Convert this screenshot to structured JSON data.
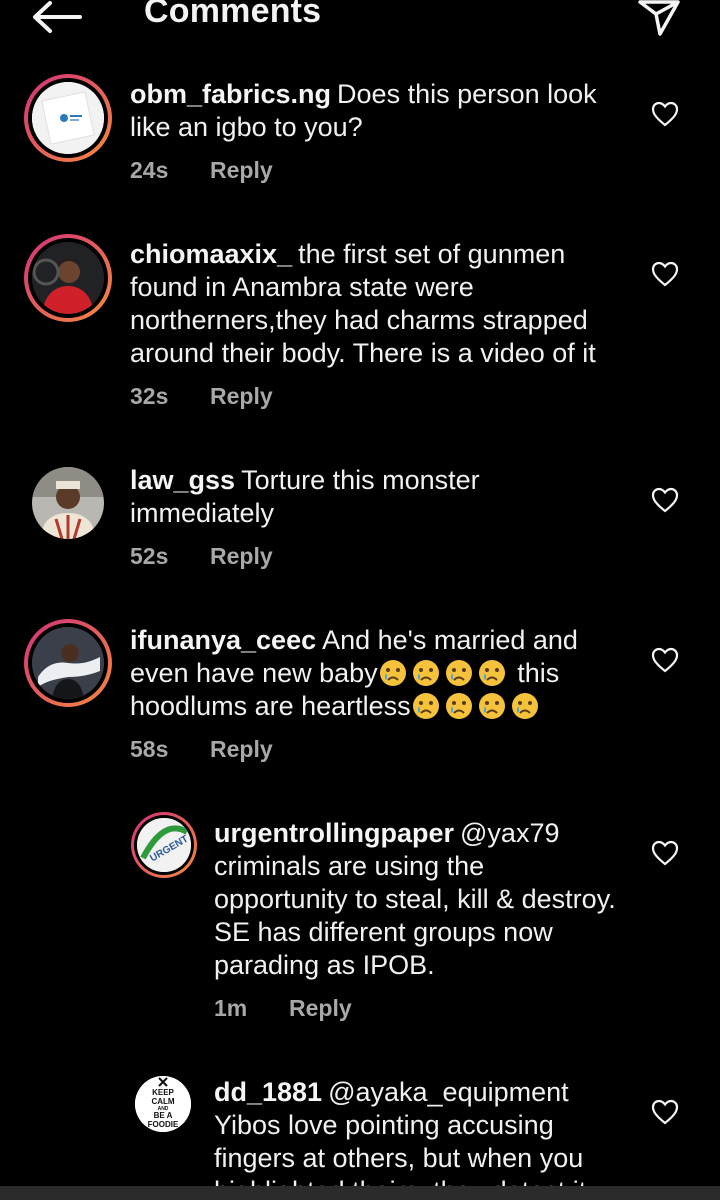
{
  "header": {
    "title": "Comments"
  },
  "reply_label": "Reply",
  "comments": [
    {
      "username": "obm_fabrics.ng",
      "text": "Does this person look like an igbo to you?",
      "time": "24s",
      "avatar": "brand-logo-avatar",
      "story_ring": true
    },
    {
      "username": "chiomaaxix_",
      "text": "the first set of gunmen found in Anambra state were northerners,they had charms strapped around their body. There is a video of it",
      "time": "32s",
      "avatar": "woman-red-top-avatar",
      "story_ring": true
    },
    {
      "username": "law_gss",
      "text": "Torture this monster immediately",
      "time": "52s",
      "avatar": "man-portrait-avatar",
      "story_ring": false
    },
    {
      "username": "ifunanya_ceec",
      "text": "And he's married and even have new baby",
      "text2": "this hoodlums are heartless",
      "time": "58s",
      "avatar": "woman-white-top-avatar",
      "story_ring": true,
      "emoji": "crying-face"
    },
    {
      "username": "urgentrollingpaper",
      "mention": "@yax79",
      "text": "criminals are using the opportunity to steal, kill & destroy. SE has different groups now parading as IPOB.",
      "time": "1m",
      "avatar": "urgent-logo-avatar",
      "story_ring": true
    },
    {
      "username": "dd_1881",
      "mention": "@ayaka_equipment",
      "text": "Yibos love pointing accusing fingers at others, but when you highlighted theirs, they detect it",
      "avatar": "keep-calm-avatar",
      "avatar_text": [
        "KEEP",
        "CALM",
        "AND",
        "BE A",
        "FOODIE"
      ],
      "story_ring": false
    }
  ],
  "colors": {
    "background": "#000000",
    "text": "#f1f1f1",
    "meta": "#a8a8a8",
    "ring_start": "#d3307b",
    "ring_end": "#f58b3b"
  }
}
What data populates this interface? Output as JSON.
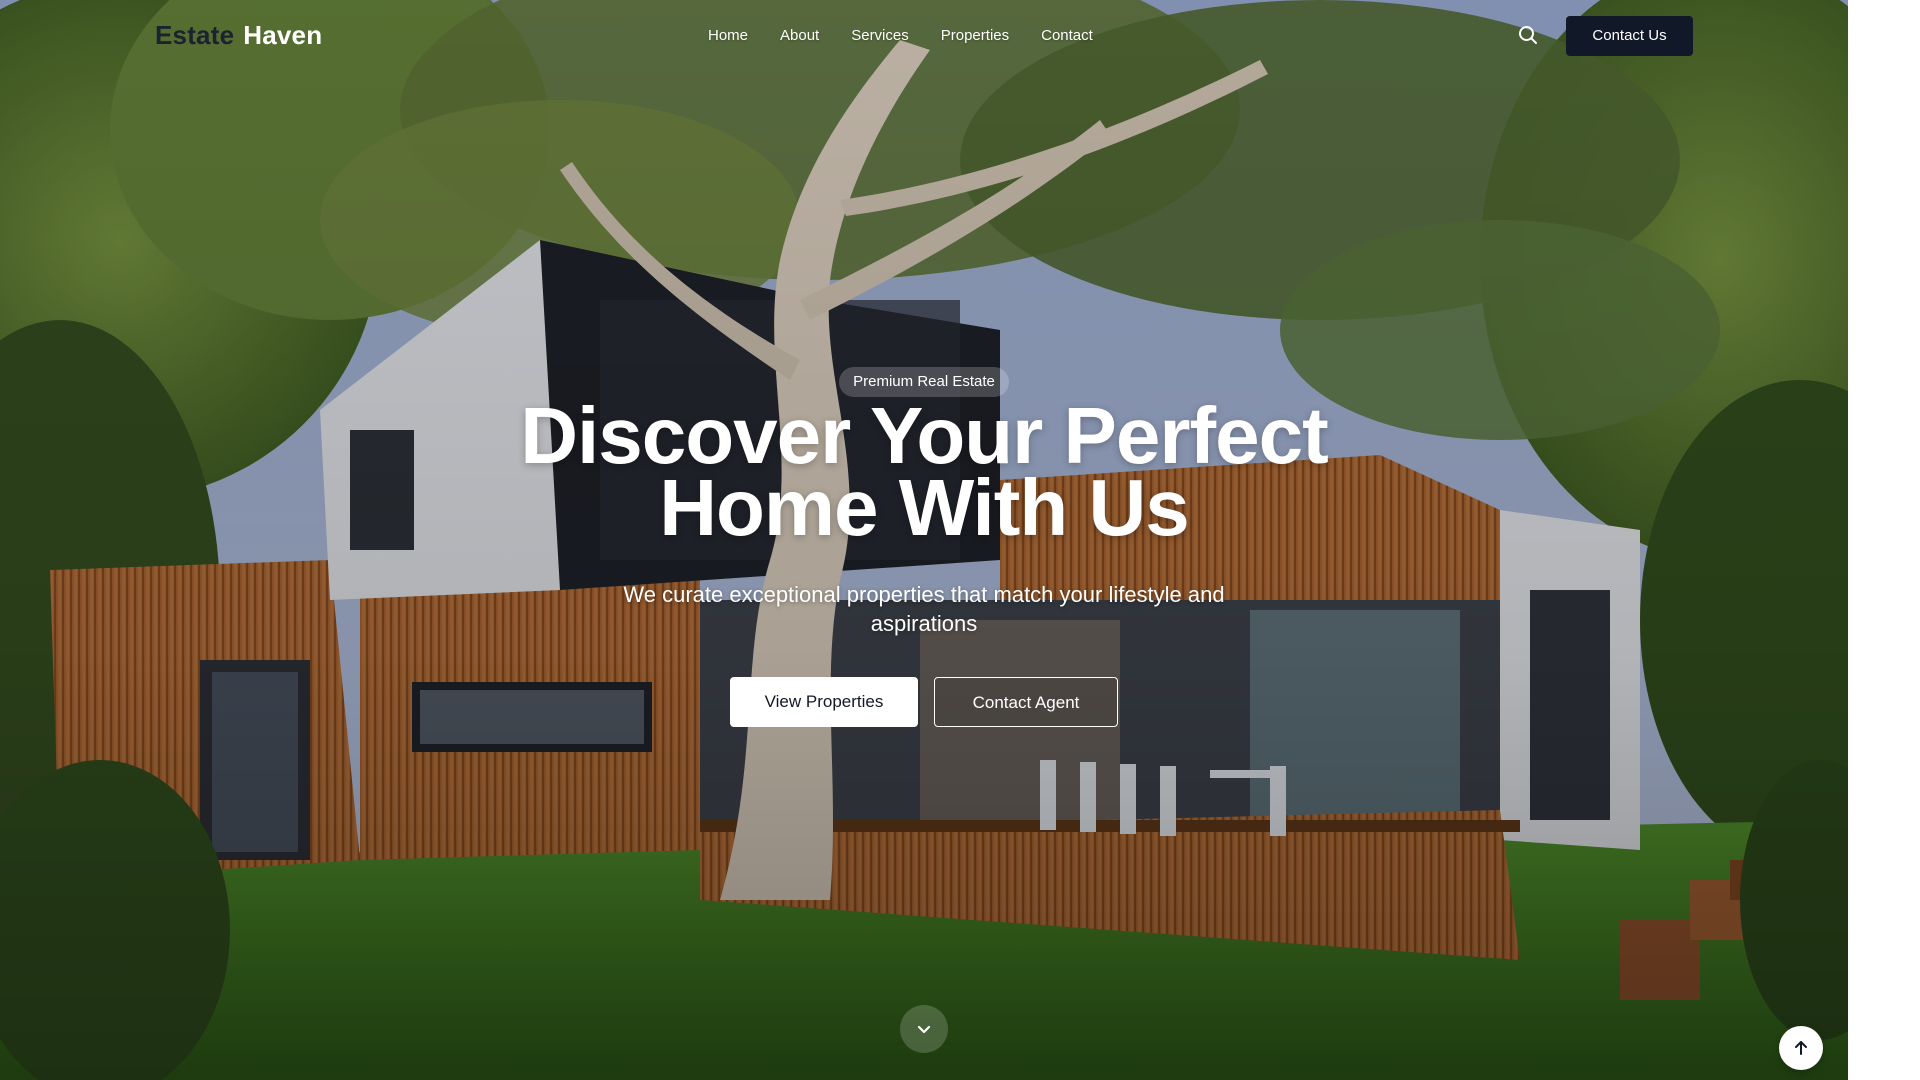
{
  "brand": {
    "name_part1": "Estate",
    "name_part2": "Haven",
    "dark_color": "#1b2230",
    "accent_color": "#ffffff"
  },
  "nav": {
    "links": [
      "Home",
      "About",
      "Services",
      "Properties",
      "Contact"
    ],
    "search_icon": "search-icon",
    "cta_label": "Contact Us",
    "cta_color": "#111827"
  },
  "hero": {
    "badge": "Premium Real Estate",
    "headline_line1": "Discover Your Perfect",
    "headline_line2": "Home With Us",
    "subheadline": "We curate exceptional properties that match your lifestyle and aspirations",
    "primary_button": "View Properties",
    "secondary_button": "Contact Agent",
    "scroll_icon": "chevron-down-icon",
    "back_to_top_icon": "arrow-up-icon",
    "background_image": "modern two-storey house with timber cladding, large gum tree and lawn"
  }
}
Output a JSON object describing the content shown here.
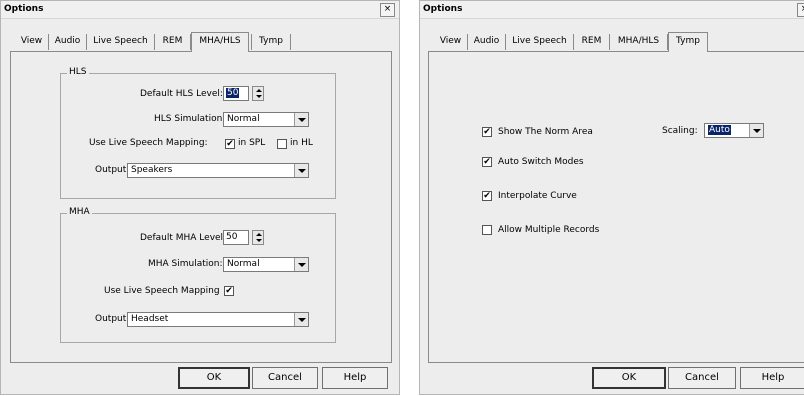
{
  "left": {
    "title": "Options",
    "close": "×",
    "tabs": [
      "View",
      "Audio",
      "Live Speech",
      "REM",
      "MHA/HLS",
      "Tymp"
    ],
    "hls": {
      "legend": "HLS",
      "level_label": "Default HLS Level:",
      "level_value": "50",
      "sim_label": "HLS Simulation:",
      "sim_value": "Normal",
      "map_label": "Use Live Speech Mapping:",
      "in_spl": "in SPL",
      "in_hl": "in HL",
      "output_label": "Output:",
      "output_value": "Speakers"
    },
    "mha": {
      "legend": "MHA",
      "level_label": "Default MHA Level:",
      "level_value": "50",
      "sim_label": "MHA Simulation:",
      "sim_value": "Normal",
      "map_label": "Use Live Speech Mapping",
      "output_label": "Output:",
      "output_value": "Headset"
    },
    "buttons": {
      "ok": "OK",
      "cancel": "Cancel",
      "help": "Help"
    }
  },
  "right": {
    "title": "Options",
    "tabs": [
      "View",
      "Audio",
      "Live Speech",
      "REM",
      "MHA/HLS",
      "Tymp"
    ],
    "options": {
      "show_norm": "Show The Norm Area",
      "auto_switch": "Auto Switch Modes",
      "interpolate": "Interpolate Curve",
      "allow_multiple": "Allow Multiple Records"
    },
    "scaling_label": "Scaling:",
    "scaling_value": "Auto",
    "buttons": {
      "ok": "OK",
      "cancel": "Cancel",
      "help": "Help"
    }
  },
  "checkmark": "✔"
}
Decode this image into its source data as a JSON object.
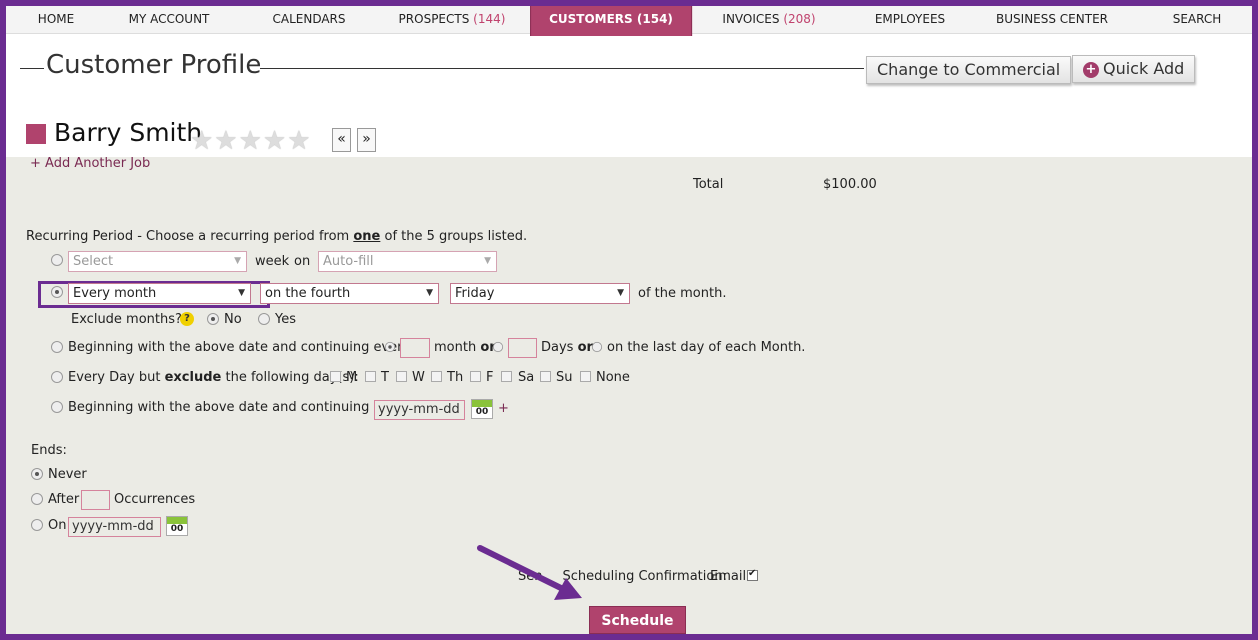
{
  "nav": {
    "home": "HOME",
    "my_account": "MY ACCOUNT",
    "calendars": "CALENDARS",
    "prospects": "PROSPECTS",
    "prospects_count": "(144)",
    "customers": "CUSTOMERS",
    "customers_count": "(154)",
    "invoices": "INVOICES",
    "invoices_count": "(208)",
    "employees": "EMPLOYEES",
    "business_center": "BUSINESS CENTER",
    "search": "SEARCH"
  },
  "header": {
    "title": "Customer Profile",
    "change_commercial": "Change to Commercial",
    "quick_add": "Quick Add"
  },
  "customer": {
    "name": "Barry Smith",
    "rating_stars": "★★★★★",
    "prev": "«",
    "next": "»"
  },
  "job": {
    "add_job": "+ Add Another Job",
    "total_label": "Total",
    "total_value": "$100.00"
  },
  "recurring": {
    "heading_bold": "Recurring Period",
    "heading_rest_a": " - Choose a recurring period from ",
    "heading_one": "one",
    "heading_rest_b": " of the 5 groups listed.",
    "row1": {
      "select": "Select",
      "week": "week",
      "on": "on",
      "autofill": "Auto-fill"
    },
    "row2": {
      "period": "Every month",
      "occurrence": "on the fourth",
      "day": "Friday",
      "suffix": "of the month."
    },
    "exclude": {
      "label": "Exclude months?",
      "help": "?",
      "no": "No",
      "yes": "Yes"
    },
    "row3": {
      "prefix": "Beginning with the above date and continuing every",
      "month": "month",
      "or1": "or",
      "days": "Days",
      "or2": "or",
      "last_day": "on the last day of each Month."
    },
    "row4": {
      "prefix_a": "Every Day but ",
      "exclude": "exclude",
      "prefix_b": " the following day(s):",
      "days": [
        "M",
        "T",
        "W",
        "Th",
        "F",
        "Sa",
        "Su",
        "None"
      ]
    },
    "row5": {
      "prefix": "Beginning with the above date and continuing on:",
      "date_placeholder": "yyyy-mm-dd",
      "plus": "+"
    },
    "cal_text": "00"
  },
  "ends": {
    "label": "Ends:",
    "never": "Never",
    "after": "After",
    "occurrences": "Occurrences",
    "on": "On",
    "date_placeholder": "yyyy-mm-dd"
  },
  "footer": {
    "confirm_label_a": "Sen",
    "confirm_label_b": "Scheduling Confirmation:",
    "email": "Email",
    "schedule": "Schedule"
  },
  "colors": {
    "accent": "#b0436d",
    "frame": "#6b2c91",
    "panel": "#ebebe5"
  }
}
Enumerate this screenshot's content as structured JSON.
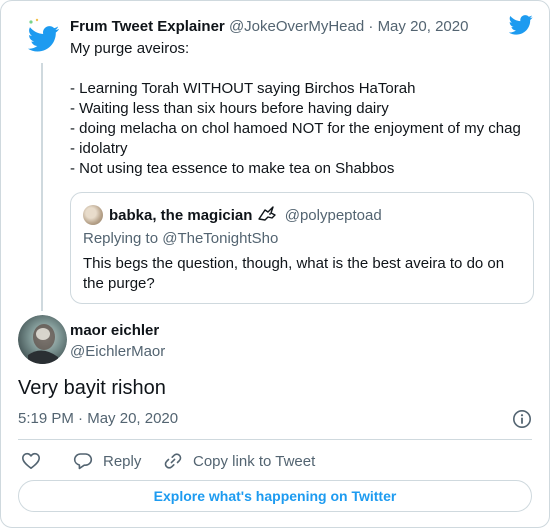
{
  "parent_tweet": {
    "author_name": "Frum Tweet Explainer",
    "author_handle": "@JokeOverMyHead",
    "separator": " · ",
    "date": "May 20, 2020",
    "lines": [
      "My purge aveiros:",
      "",
      "- Learning Torah WITHOUT saying Birchos HaTorah",
      "- Waiting less than six hours before having dairy",
      "- doing melacha on chol hamoed NOT for the enjoyment of my chag",
      "- idolatry",
      "- Not using tea essence to make tea on Shabbos"
    ]
  },
  "quoted_tweet": {
    "author_name": "babka, the magician",
    "author_handle": "@polypeptoad",
    "replying_to": "Replying to @TheTonightSho",
    "text": "This begs the question, though, what is the best aveira to do on the purge?"
  },
  "main_tweet": {
    "author_name": "maor eichler",
    "author_handle": "@EichlerMaor",
    "text": "Very bayit rishon",
    "time": "5:19 PM",
    "separator": " · ",
    "date": "May 20, 2020"
  },
  "actions": {
    "reply_label": "Reply",
    "copy_link_label": "Copy link to Tweet"
  },
  "explore_label": "Explore what's happening on Twitter",
  "icons": {
    "brand": "twitter-bird-icon",
    "like": "heart-icon",
    "reply": "speech-bubble-icon",
    "copy": "link-icon",
    "info": "info-icon",
    "quote_suffix": "unicorn-emoji-icon"
  },
  "colors": {
    "brand_blue": "#1d9bf0",
    "text_primary": "#0f1419",
    "text_secondary": "#536471",
    "border": "#cfd9de"
  }
}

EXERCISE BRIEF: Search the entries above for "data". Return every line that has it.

FINISHED EXERCISE:
Convert this screenshot to structured JSON data.
What data populates this interface? Output as JSON.
Decode this image into its source data as a JSON object.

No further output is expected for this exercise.